Both Your Houses opened in 1933 at the Royale Theatre. The luxury and excess of the 1920s, and the ensuing economic catastrophe left many people extremely bitter, including Anderson. Always politically driven, he directed this “propaganda piece” at the Republican Congress and Hoover administration, neither of which seemed to care about the nation’s economic plight. However, audiences weren’t interested in the machinations of the House of Representatives. The play’s attendance, never high, began to sag even more, until in the spring of 1933 the play was awarded the Pulitzer Prize for Best Drama, and Both Your Houses reopened in numerous regional playhouses around the country, to general overall success.

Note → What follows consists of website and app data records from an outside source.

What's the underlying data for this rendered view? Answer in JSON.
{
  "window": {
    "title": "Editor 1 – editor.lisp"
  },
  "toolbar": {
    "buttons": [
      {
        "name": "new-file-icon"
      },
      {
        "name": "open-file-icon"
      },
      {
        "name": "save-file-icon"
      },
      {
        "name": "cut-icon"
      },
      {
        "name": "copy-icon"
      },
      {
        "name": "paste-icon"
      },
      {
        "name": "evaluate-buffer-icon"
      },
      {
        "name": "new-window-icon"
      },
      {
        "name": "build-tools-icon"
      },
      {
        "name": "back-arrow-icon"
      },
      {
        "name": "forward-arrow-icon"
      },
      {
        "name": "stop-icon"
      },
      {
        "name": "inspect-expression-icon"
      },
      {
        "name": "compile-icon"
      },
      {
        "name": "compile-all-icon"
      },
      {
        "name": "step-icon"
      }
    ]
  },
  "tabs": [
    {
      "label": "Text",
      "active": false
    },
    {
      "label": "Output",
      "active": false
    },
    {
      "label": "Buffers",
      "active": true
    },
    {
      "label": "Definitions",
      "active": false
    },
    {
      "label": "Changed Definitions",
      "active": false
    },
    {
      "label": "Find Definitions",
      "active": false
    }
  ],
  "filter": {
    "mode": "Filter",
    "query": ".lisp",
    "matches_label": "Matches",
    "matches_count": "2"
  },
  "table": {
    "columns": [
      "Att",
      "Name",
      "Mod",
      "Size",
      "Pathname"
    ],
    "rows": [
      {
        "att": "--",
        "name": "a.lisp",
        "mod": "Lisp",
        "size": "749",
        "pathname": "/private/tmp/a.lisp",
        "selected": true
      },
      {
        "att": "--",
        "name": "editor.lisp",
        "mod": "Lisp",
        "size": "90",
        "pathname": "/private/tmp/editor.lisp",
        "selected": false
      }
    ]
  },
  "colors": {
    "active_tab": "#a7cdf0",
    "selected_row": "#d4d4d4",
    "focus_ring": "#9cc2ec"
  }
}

Although the play is not representative of Anderson’s preferred verse, it is a perfect example of his beliefs - Alan McClean, the young Congressman from Nevada, is Anderson, the idealist and reformer, fighting for the beleaguered citizen.
David Petrick for TACT
NYC March 2006
PLAYS AND MUSICALS
* White Desert - 1923
* What Price Glory - 1924 w/L. Stallings
* First Flight - 1925 * The Buccaneer - 1925
* Outside Looking In - 1925
* Saturday's Children - 1927
* Gods of the Lightning - 1929 w/Harold Nickerson
* Gypsy - 1928
* Elizabeth the Queen - 1930
* Night Over Taos - 1932
* Both Your Houses - 1933 Pulitzer Prize
* Mary of Scotland - 1933
* Valley Forge - 1934
* Winterset - 1935 New York Critics Circle Award
* The Masque of Kings - 1936
* The Wingless Victory - 1936
* High Tor - 1936 New York Critics Circle Award
* Star-Wagon - 1937
* The Feast of Ortolans - 1937
* Knickerbocker Holiday - 1938
* Second Overture - 1938
* Key Largo - 1939
* Journey to Jerusalem - 1940
* Candle in the Wind - 1941
* The Miracle of the Danube - 1941
* The Eve of St. Mark - 1942
* Your Navy - 1942
* Storm Operation - 1944
* Letter to Jackie - 1944
* Truckline Café - 1946
* Joan of Lorraine - 1946
* Anne of the Thousand Days - 1947
* Lost in the Stars - 1949
* Barefoot in Athens - 1951
* The Bad Seed - 1954
* High Tor - 1956 (TV score)
* The Day the Money Stopped -1958 - w/Brendan Gill
* The Golden Six - 1958